START MATERIAL PROVIDED
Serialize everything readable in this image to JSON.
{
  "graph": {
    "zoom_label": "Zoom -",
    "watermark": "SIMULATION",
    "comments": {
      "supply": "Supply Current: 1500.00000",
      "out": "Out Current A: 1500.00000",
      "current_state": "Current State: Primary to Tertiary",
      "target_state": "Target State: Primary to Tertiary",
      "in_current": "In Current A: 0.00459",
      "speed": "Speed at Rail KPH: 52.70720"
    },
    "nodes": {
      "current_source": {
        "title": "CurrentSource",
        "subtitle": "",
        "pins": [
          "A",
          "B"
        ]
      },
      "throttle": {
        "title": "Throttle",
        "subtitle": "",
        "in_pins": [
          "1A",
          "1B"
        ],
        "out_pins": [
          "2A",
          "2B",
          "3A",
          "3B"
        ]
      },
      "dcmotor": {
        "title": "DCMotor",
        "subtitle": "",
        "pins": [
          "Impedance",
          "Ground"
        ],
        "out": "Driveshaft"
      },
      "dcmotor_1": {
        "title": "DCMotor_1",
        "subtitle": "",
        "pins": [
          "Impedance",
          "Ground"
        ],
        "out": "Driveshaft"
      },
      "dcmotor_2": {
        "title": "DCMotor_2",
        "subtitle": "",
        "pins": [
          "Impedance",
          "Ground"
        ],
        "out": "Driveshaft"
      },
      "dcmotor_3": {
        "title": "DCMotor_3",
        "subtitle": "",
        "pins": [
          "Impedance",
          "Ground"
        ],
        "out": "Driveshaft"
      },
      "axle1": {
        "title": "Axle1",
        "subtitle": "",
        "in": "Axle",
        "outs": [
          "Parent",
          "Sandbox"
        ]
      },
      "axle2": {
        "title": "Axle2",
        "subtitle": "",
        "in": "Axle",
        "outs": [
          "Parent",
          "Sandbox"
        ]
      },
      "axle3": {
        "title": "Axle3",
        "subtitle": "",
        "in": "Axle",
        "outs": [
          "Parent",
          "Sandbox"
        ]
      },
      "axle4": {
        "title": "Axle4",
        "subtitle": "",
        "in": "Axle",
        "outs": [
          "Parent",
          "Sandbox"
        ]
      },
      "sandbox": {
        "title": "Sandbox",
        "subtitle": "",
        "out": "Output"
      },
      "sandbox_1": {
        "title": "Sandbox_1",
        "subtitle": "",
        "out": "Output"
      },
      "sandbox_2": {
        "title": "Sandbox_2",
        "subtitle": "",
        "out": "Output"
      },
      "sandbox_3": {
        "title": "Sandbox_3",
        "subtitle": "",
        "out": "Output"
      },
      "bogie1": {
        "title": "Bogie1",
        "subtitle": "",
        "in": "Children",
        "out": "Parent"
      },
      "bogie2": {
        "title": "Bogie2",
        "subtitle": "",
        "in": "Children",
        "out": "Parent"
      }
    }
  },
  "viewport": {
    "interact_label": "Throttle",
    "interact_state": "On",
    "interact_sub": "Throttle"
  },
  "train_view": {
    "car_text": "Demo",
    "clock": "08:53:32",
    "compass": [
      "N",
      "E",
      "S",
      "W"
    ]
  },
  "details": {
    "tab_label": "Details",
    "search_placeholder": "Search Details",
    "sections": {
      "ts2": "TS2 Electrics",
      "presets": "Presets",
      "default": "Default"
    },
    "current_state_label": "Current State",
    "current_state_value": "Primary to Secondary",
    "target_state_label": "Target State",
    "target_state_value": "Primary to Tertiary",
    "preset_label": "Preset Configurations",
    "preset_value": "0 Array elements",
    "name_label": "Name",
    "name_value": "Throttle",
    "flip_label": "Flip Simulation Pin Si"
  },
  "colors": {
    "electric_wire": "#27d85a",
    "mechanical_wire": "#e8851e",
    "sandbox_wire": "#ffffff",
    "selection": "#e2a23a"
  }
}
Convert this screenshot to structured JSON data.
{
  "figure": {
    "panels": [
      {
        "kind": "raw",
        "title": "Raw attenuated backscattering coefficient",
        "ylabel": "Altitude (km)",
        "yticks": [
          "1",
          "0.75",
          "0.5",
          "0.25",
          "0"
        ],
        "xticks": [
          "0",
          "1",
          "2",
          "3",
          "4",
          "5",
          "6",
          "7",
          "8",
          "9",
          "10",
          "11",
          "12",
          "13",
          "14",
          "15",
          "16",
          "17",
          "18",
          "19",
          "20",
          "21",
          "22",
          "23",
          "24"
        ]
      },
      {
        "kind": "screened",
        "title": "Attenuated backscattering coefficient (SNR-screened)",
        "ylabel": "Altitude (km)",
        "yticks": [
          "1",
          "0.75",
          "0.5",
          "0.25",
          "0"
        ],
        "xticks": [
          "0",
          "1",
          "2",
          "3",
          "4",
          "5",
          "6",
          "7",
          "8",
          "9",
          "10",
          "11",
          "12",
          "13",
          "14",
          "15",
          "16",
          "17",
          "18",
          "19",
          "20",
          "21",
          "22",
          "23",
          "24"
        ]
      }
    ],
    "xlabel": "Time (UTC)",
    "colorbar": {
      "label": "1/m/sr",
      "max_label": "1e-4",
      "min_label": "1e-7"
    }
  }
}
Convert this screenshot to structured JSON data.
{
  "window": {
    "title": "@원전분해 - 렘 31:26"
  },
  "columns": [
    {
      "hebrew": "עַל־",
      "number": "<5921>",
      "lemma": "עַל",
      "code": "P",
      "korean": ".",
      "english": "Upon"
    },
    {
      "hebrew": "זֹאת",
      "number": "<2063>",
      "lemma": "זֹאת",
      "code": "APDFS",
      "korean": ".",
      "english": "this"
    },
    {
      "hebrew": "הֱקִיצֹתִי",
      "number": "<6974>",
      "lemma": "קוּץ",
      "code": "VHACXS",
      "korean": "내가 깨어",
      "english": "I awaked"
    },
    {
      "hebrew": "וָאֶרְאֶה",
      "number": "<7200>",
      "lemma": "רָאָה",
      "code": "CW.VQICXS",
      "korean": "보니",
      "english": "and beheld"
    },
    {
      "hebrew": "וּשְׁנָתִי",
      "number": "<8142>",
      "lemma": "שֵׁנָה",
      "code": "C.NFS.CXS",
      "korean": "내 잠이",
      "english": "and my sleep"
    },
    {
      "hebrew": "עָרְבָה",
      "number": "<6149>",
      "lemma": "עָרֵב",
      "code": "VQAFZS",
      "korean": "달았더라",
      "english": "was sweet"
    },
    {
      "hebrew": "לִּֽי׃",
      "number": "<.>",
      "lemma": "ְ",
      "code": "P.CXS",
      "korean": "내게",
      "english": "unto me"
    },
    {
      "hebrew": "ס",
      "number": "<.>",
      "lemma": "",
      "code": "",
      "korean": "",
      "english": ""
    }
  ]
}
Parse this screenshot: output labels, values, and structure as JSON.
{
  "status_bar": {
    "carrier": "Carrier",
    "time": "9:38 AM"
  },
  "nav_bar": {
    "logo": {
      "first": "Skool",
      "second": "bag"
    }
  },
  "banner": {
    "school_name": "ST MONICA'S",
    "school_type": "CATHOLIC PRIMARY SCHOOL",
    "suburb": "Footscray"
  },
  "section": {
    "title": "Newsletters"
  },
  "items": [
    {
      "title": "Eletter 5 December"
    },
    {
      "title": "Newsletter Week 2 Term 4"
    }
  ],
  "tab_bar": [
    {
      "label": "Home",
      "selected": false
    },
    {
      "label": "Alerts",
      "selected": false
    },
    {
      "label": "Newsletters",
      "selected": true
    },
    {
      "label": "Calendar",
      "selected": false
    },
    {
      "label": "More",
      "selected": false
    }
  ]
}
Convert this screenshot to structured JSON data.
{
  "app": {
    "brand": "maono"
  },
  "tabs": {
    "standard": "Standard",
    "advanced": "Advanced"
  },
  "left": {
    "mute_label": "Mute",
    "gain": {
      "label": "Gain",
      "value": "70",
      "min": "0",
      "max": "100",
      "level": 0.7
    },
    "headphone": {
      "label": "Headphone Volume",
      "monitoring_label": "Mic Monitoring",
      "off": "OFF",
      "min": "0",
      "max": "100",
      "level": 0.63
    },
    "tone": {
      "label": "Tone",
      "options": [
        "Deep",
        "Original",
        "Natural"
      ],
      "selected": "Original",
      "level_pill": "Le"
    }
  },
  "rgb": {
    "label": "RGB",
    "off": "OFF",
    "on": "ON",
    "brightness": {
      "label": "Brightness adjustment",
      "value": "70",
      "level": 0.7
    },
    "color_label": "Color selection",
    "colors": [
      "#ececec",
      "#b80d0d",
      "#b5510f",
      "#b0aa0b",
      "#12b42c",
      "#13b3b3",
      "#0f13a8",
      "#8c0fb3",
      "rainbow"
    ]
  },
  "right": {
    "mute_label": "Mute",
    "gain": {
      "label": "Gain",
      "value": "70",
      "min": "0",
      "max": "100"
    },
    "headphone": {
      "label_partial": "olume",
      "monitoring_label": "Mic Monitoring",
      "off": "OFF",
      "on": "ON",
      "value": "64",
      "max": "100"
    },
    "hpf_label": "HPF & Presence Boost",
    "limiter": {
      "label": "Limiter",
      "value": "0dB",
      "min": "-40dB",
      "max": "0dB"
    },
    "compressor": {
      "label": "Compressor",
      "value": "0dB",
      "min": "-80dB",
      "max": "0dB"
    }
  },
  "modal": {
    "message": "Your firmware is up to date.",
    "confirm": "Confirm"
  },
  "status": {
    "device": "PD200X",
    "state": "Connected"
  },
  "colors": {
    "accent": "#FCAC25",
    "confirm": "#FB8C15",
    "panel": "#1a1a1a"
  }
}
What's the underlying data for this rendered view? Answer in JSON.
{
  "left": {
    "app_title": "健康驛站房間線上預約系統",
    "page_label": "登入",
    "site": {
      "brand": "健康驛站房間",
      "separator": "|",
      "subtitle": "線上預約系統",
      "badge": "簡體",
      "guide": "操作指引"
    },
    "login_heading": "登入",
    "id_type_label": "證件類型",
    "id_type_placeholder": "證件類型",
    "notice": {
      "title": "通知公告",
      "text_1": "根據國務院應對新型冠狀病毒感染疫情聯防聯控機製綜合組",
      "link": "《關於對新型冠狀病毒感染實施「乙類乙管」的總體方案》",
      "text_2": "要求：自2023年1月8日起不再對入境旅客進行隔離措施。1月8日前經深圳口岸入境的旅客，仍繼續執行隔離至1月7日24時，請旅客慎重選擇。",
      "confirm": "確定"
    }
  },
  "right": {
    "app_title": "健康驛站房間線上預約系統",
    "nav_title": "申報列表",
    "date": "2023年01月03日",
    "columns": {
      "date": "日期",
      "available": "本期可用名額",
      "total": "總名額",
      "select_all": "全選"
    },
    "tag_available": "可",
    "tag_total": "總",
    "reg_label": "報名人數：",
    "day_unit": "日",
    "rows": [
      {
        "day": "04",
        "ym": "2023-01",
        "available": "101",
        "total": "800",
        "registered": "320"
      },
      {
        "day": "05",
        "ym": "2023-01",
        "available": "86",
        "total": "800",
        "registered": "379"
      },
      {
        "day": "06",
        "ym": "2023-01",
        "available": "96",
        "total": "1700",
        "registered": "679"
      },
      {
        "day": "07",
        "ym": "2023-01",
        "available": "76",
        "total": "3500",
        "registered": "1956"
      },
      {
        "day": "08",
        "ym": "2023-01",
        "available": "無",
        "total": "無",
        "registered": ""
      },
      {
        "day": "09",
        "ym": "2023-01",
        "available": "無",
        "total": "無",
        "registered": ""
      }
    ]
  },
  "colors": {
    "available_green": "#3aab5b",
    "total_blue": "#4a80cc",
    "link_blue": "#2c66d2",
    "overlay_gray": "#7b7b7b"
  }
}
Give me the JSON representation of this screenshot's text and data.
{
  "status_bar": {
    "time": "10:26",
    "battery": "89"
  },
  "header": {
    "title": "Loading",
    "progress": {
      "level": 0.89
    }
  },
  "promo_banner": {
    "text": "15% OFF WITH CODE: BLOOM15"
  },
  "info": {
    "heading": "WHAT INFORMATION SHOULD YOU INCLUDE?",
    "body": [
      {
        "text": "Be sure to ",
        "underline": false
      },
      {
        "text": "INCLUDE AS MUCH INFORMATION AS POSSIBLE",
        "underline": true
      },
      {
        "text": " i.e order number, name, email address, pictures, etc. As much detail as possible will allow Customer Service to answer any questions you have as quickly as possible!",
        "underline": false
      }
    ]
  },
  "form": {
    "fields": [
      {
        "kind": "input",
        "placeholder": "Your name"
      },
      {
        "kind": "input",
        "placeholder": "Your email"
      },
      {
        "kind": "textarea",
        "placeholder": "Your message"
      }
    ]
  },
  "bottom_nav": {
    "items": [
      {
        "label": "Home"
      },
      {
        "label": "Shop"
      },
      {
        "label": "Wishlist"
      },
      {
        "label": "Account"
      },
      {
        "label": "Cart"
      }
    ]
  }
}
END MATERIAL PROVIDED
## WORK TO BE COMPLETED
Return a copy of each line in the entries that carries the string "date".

## ANSWER SPACE
    "message": "Your firmware is up to date.",
    "date": "2023年01月03日",
      "date": "日期",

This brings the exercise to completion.